    These encounters could also allow us to feel less critical about our own "flaws" by realizing that nearly everyone feels this way, including that friend *we* think is perfect. If everyone has insecurities then it connects us, it removes the illusion that there is some "perfect" out there we're supposed to achieve. It can allow us to set the bar in reality instead of Fashion/Hollywood fantasy. And it lets us comfort and encourage one another.

    Sadly, my experience is that these kinds of discussions rarely go that route and instead end up with one or both people feeling worse after. I hope with more people like yourself speaking about it, that will change.

  21. E and O

    oh, another thought on the subject…

    "Don't diminish her feelings about her own self-image just because her feelings don't align with your perceptions of her body."
    — wonderful advice we need to be reminded of.

    Along those lines I'd like to add:
    when friends complain about their body I think we need to keep in mind that our external view is often nothing like their practical up-close-and-personal view, in the literal sense.

    So, when a friend is complaining about her stretch marks or her belly bulge or whatever — and you're thinking she doth protest to much — keep in mind that when you're looking at your friend fully clothed in a flattering outfit you don't have the same experience she does she's naked, examining everything under a bright light in the bathroom. Or the same experience she fears her husband/lover/partner may have when they're intimate.

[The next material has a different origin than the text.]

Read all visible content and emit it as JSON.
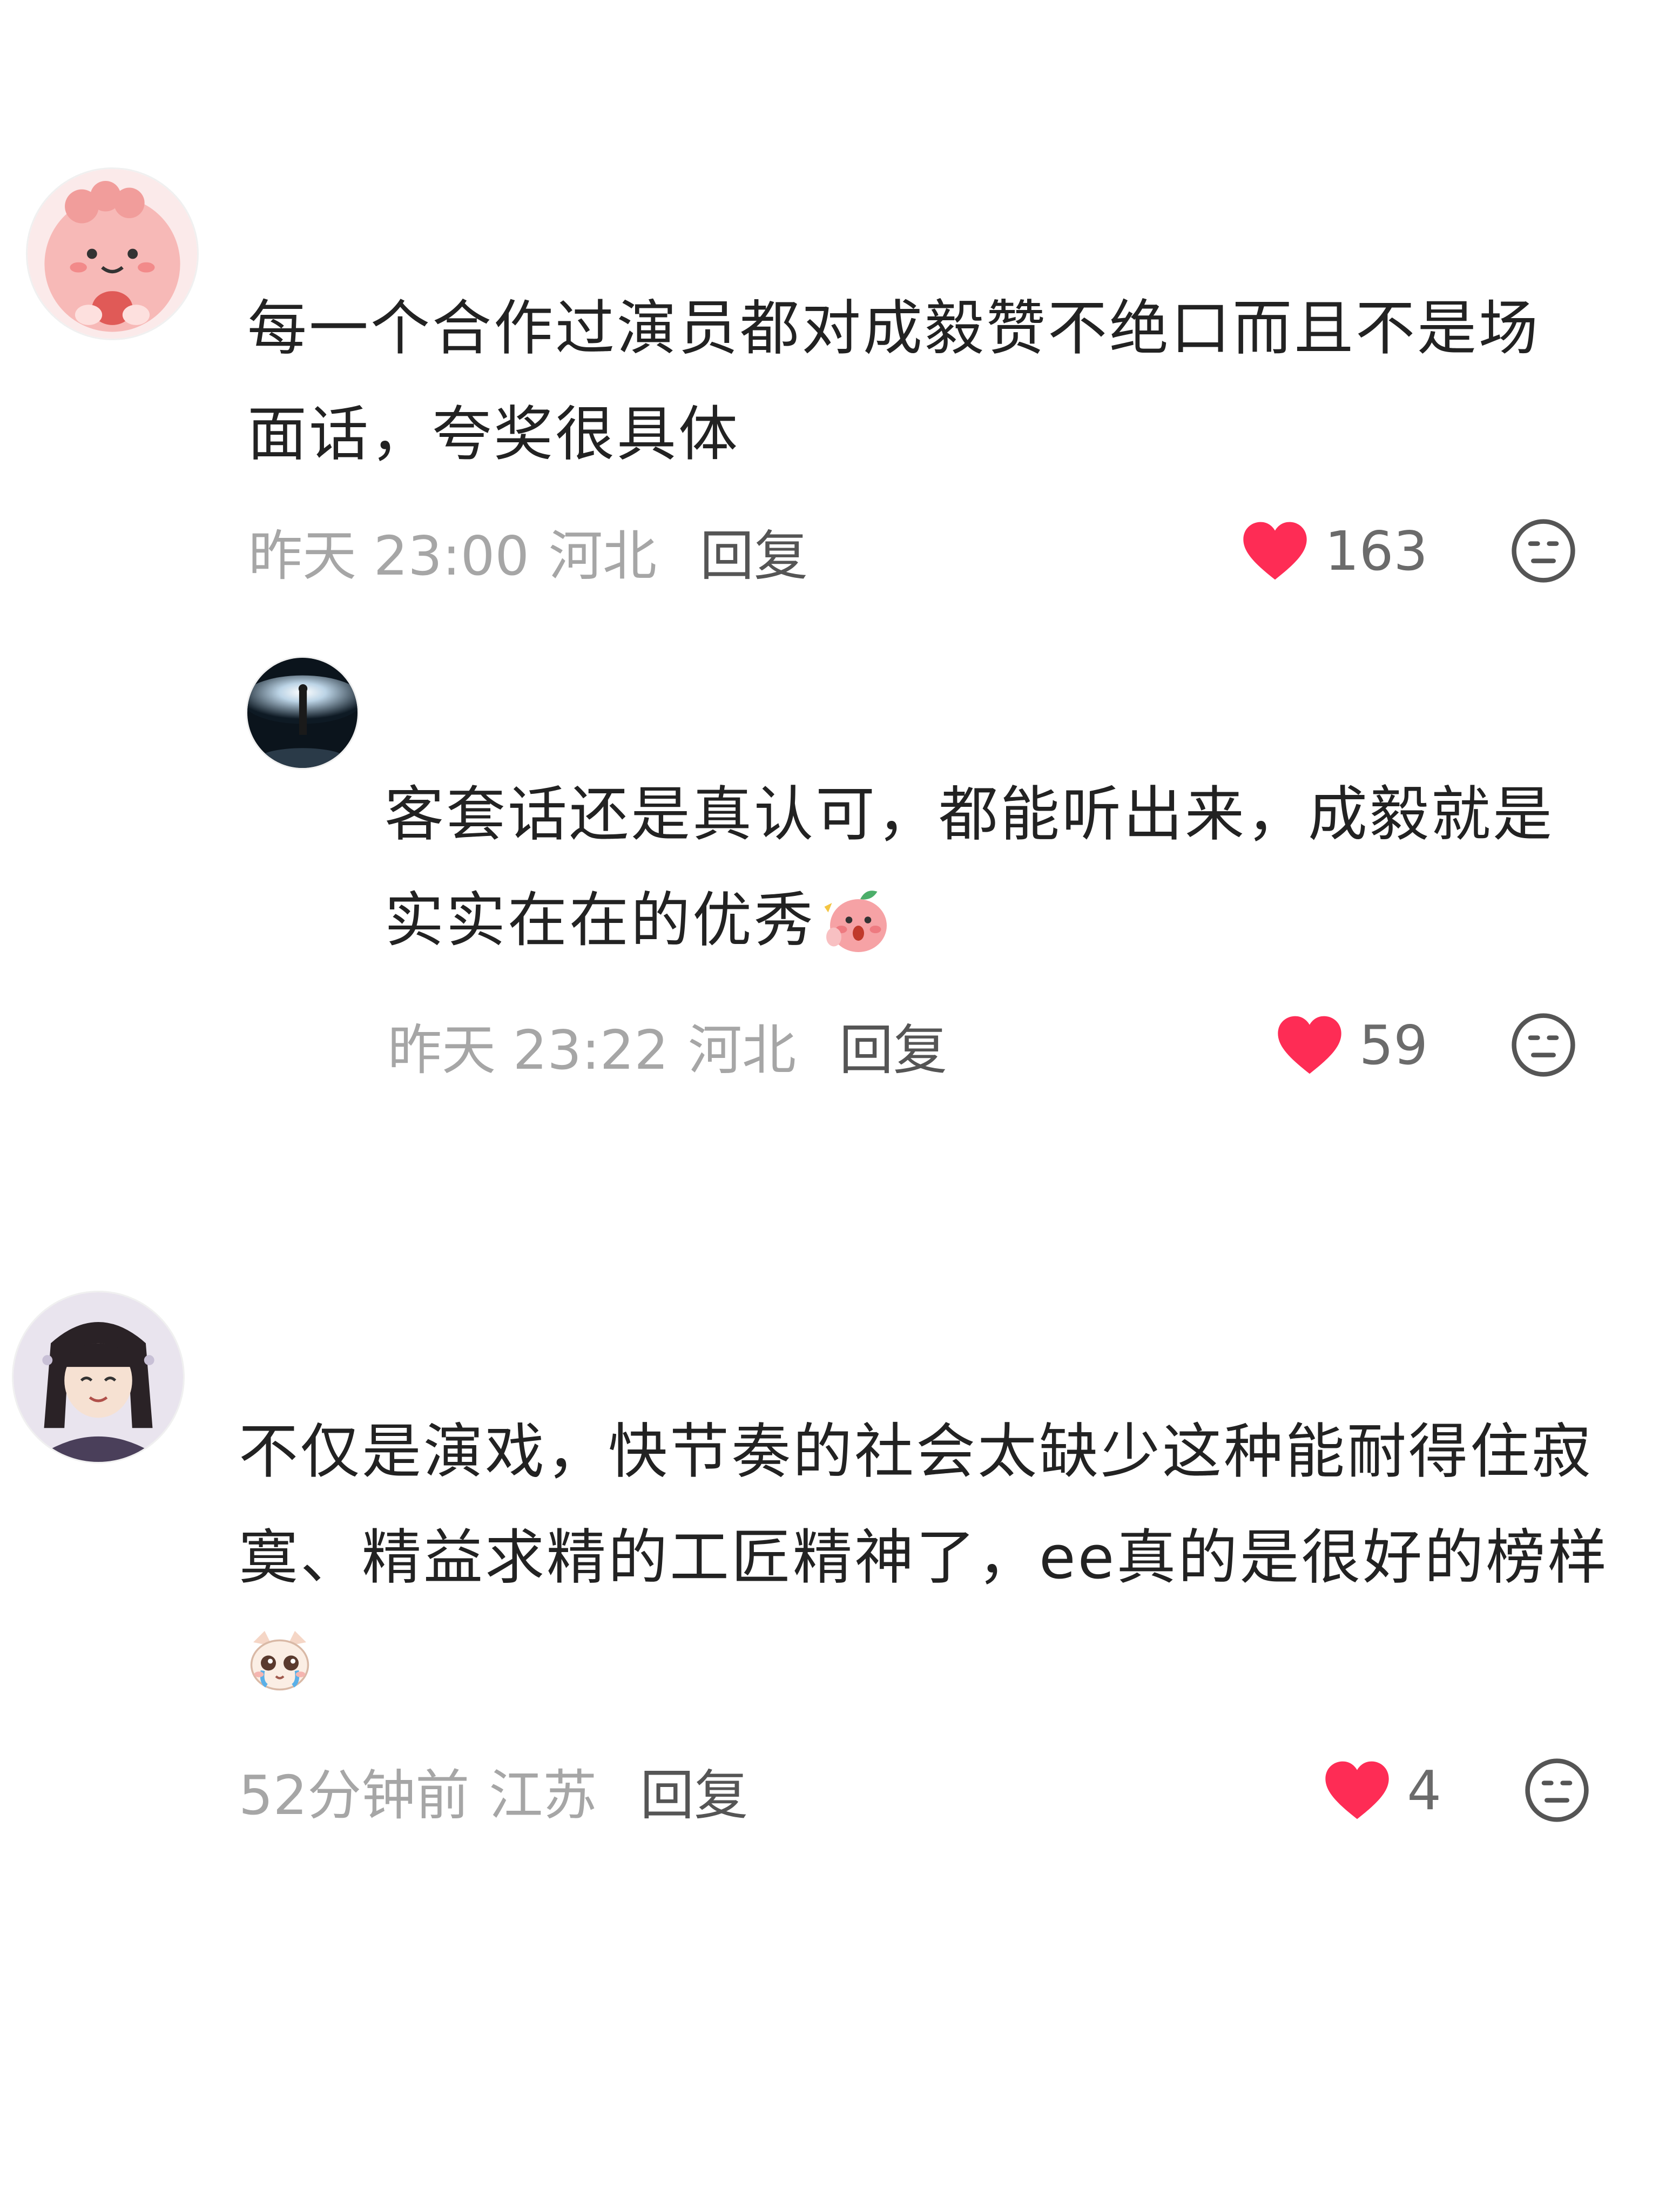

    If we negate her feelings we may make her feel even more isolated or vulnerable. Also, if we are quick to tune her out we may miss important signs of underlying emotional problems. (I regret that when I was in college my limited life experience at the time didn't allow me to recognize one friend's continual body-berating as signs of her dangerous eating disorder.)